A reflection of its owner, Olas Tulum is also a hotel like no other. One of the first structures to grace the shores of Tulum, it was built in the 1970s by an Austrian engineer. Now transformed into a boutique B&B, it has just seven suites, each facing out towards the ocean which gives Olas Tulum its name — Tulum waves . Privacy is ensured, but company is on hand should you need it at the communal meals.
Since 1986, Olas Tulum has also stood on the doorstep of the 1.3m-acre Sian Ka'an Biosphere Reserve, giving the hotel a unique location between beach and jungle. If you’re into wildlife, look no further: you can spend one day snorkelling amid 84 coral species, turtles, tropical fish and sharks, and the next seeking out manatees, monkeys, jaguars and pumas in the Unesco-listed reserve.
Symbiosis with nature even percolates through to the hotel’s design. The entire hotel runs on solar power and water is irrigated from the nearby cenotes. Instead of cutting down coconut trees to make room for the buildings, they’ve been harnessed back. Vents in the rooms allow air to flow, even though there’s no air conditioning. Wildlife is everywhere, from the iguanas that seem to perch on every hotel corner, to Jimmy’s dog, who pops up regularly for a cuddle and a hello.

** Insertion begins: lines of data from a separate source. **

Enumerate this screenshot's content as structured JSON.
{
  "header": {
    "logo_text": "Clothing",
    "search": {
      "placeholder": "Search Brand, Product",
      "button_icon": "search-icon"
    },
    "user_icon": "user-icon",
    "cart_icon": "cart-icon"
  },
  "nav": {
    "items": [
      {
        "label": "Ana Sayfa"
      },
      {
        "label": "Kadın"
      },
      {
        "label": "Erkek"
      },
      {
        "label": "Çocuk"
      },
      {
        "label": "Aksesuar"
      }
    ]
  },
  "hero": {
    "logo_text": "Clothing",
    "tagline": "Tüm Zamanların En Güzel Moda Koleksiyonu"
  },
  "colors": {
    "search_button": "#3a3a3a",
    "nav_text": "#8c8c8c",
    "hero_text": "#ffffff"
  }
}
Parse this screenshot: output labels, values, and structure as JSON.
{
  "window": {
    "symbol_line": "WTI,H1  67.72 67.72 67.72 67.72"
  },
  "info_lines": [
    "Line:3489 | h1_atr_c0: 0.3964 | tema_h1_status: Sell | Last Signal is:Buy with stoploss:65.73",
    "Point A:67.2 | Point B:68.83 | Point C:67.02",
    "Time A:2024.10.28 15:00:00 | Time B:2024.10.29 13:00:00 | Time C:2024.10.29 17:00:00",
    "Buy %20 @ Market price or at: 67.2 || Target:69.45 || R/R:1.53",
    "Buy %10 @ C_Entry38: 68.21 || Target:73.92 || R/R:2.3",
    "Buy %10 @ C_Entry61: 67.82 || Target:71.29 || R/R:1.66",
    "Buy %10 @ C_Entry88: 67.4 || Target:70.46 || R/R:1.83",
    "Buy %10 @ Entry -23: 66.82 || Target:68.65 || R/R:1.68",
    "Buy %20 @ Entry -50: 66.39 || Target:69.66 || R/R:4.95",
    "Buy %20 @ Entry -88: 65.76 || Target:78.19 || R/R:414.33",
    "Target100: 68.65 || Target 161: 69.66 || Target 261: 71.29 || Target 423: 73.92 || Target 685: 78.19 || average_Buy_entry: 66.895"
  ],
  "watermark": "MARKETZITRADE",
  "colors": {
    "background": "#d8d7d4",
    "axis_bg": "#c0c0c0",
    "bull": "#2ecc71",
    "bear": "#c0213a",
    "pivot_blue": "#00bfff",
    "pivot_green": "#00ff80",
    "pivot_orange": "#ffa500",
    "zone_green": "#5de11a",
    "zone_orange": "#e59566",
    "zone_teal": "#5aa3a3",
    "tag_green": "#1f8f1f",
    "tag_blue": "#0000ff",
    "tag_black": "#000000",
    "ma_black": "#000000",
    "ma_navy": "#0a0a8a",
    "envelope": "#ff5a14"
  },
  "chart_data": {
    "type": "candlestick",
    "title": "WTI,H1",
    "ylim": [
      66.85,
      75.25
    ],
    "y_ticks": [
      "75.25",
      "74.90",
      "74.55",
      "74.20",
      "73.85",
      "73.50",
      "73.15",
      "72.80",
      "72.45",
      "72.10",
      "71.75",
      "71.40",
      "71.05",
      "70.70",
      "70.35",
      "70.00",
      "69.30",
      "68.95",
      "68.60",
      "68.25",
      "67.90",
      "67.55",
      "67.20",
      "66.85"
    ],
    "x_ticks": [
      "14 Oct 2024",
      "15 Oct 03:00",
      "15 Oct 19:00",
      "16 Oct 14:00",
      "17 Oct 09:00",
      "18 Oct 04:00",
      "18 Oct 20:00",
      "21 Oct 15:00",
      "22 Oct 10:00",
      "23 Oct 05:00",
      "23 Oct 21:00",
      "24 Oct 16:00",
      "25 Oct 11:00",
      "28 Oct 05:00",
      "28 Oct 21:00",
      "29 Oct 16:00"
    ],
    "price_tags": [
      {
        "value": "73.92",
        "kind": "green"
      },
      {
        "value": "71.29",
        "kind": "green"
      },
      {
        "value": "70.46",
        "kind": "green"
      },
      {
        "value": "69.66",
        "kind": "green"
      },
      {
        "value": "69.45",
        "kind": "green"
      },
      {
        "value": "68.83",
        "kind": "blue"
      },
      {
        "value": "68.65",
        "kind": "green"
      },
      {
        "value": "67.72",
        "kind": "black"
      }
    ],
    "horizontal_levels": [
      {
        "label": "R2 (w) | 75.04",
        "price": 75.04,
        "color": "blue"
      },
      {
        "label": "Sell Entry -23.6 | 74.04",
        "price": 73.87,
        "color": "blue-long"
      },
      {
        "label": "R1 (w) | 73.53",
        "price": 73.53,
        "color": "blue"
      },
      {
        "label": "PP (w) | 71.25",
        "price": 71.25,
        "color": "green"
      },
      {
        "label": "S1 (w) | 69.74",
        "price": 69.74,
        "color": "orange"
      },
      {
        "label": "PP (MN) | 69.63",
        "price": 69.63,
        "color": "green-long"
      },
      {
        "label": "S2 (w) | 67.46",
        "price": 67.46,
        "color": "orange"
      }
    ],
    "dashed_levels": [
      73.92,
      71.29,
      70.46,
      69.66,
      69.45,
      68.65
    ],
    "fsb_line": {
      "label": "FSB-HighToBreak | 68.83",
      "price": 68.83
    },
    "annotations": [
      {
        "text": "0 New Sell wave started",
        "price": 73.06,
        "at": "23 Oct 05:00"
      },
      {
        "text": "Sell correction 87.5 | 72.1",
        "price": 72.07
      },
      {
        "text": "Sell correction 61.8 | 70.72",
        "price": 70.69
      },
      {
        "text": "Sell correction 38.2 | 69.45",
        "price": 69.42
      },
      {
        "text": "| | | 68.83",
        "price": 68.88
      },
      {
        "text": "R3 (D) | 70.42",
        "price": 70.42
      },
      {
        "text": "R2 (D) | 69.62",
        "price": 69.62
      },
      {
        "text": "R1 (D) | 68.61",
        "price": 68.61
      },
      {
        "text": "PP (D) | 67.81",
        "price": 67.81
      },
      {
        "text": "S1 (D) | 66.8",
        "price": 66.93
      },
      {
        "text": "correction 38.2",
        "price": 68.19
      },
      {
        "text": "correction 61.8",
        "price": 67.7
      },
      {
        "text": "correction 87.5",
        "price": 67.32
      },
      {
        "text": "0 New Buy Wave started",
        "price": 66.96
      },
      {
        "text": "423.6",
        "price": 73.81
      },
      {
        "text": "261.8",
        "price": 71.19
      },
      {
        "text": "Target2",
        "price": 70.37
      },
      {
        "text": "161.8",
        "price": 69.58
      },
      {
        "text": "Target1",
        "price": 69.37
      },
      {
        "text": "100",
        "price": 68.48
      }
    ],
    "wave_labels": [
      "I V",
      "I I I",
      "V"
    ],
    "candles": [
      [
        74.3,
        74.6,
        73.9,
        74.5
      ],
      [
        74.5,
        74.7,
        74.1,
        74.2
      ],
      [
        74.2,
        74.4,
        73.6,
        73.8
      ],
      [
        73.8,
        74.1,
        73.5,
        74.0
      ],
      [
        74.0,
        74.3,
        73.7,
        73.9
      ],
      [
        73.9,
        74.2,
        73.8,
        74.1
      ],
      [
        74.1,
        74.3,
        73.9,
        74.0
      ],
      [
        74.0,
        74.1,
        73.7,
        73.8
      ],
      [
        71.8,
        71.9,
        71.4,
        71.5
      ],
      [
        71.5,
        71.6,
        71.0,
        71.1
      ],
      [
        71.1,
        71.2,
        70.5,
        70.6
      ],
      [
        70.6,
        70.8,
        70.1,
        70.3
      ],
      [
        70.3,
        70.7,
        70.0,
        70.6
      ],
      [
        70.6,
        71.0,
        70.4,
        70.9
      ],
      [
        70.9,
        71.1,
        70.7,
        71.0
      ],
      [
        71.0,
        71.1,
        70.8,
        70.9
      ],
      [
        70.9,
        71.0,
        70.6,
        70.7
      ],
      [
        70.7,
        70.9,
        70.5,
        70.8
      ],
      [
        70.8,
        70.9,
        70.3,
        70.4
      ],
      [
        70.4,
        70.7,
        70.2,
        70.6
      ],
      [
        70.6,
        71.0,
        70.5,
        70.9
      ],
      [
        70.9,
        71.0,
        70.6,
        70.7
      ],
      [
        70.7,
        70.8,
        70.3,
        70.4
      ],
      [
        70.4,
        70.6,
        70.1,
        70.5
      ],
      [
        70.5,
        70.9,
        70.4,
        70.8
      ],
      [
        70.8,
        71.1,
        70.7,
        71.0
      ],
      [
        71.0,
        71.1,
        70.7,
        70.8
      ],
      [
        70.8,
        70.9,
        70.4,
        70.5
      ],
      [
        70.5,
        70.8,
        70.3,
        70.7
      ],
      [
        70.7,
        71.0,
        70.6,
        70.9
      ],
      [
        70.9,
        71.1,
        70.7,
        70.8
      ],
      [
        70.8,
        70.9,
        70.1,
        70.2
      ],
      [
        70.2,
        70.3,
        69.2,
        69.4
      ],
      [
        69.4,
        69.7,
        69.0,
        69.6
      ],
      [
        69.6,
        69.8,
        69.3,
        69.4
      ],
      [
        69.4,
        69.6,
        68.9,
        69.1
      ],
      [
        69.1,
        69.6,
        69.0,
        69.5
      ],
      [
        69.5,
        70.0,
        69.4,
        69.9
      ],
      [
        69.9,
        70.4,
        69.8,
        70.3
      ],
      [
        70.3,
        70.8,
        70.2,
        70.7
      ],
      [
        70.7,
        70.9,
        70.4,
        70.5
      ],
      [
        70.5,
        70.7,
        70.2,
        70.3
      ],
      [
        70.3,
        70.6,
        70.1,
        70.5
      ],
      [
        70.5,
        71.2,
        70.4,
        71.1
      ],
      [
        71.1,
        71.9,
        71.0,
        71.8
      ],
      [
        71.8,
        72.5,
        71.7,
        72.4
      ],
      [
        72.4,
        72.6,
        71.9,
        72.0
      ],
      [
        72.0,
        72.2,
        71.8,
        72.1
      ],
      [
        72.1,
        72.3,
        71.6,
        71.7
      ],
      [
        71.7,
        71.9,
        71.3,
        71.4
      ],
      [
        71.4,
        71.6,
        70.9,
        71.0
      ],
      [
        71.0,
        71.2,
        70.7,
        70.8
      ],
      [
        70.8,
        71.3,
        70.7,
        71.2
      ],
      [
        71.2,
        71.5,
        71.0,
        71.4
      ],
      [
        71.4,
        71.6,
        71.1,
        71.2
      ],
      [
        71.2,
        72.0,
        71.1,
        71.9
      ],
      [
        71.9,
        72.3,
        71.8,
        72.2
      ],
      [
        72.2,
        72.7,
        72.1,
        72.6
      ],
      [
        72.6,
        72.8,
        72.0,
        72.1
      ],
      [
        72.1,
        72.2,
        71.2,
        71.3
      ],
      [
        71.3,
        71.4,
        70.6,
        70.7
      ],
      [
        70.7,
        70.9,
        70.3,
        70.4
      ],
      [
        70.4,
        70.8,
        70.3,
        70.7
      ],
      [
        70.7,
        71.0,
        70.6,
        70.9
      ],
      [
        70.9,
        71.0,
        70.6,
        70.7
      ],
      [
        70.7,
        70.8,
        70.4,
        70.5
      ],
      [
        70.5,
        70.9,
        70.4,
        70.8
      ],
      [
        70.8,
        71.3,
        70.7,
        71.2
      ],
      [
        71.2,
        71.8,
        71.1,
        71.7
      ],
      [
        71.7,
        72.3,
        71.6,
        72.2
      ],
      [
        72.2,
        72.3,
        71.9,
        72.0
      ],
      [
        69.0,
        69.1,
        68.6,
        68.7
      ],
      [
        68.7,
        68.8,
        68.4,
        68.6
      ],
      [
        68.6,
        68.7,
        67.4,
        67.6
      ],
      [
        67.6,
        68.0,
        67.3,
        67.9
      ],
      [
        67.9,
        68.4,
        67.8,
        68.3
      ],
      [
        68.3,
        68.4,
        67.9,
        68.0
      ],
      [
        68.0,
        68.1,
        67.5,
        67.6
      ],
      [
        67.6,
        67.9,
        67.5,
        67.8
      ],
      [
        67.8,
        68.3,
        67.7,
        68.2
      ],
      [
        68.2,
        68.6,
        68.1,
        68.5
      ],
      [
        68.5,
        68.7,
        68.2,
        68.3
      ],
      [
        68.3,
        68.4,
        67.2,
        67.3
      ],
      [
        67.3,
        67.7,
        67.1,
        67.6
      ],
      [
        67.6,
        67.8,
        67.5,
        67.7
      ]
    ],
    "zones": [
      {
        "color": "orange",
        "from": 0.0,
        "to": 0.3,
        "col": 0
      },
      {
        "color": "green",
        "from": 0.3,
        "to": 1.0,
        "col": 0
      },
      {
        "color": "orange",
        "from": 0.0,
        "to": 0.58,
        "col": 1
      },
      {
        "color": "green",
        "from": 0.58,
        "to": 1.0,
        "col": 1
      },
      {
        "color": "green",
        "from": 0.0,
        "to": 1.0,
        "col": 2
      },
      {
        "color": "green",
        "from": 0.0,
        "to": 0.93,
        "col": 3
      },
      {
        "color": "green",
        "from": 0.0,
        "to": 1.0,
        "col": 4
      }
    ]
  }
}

Breakfast finished, itinerary planned, we grabbed our coffee cups and strolled through the lush jungle to reach the hotel’s private swathe of the beach, where I collapsed under a palapa and basked in the stillness, as Mr Smith played in the waves. Napping ensued. Just enough to revive us for dinner in the communal dining area, where chef Lulu lavished us with fresh Baja tacos and guacamole like I’d never tasted.
Miraculously, we did manage to pull ourselves up away from the hotel on occasion. Making use of the car rental that Jimmy had suggested, we aimed for some far-off ruins, feeling free and very local as we stopped off at the grocery store to pick up supplies. On the way back, I couldn’t resist a detour, so we found ourselves at one of Jimmy’s approved hideaways for ceviche and margaritas.
With sunset was approaching, we made our way back to Olas Tulum, where Mr Smith suggested we move down to the beach for a treat that Shawna, the hotel’s manager, had set up.
As we walked through the canopy, and turned the corner, rose petals emerged. Against a Tulum’s beautiful backdrop, Mr Smith got down on one knee and popped the question, before champagne was popped and toasts were made. A hotel like no other; it couldn’t have happened in a better place.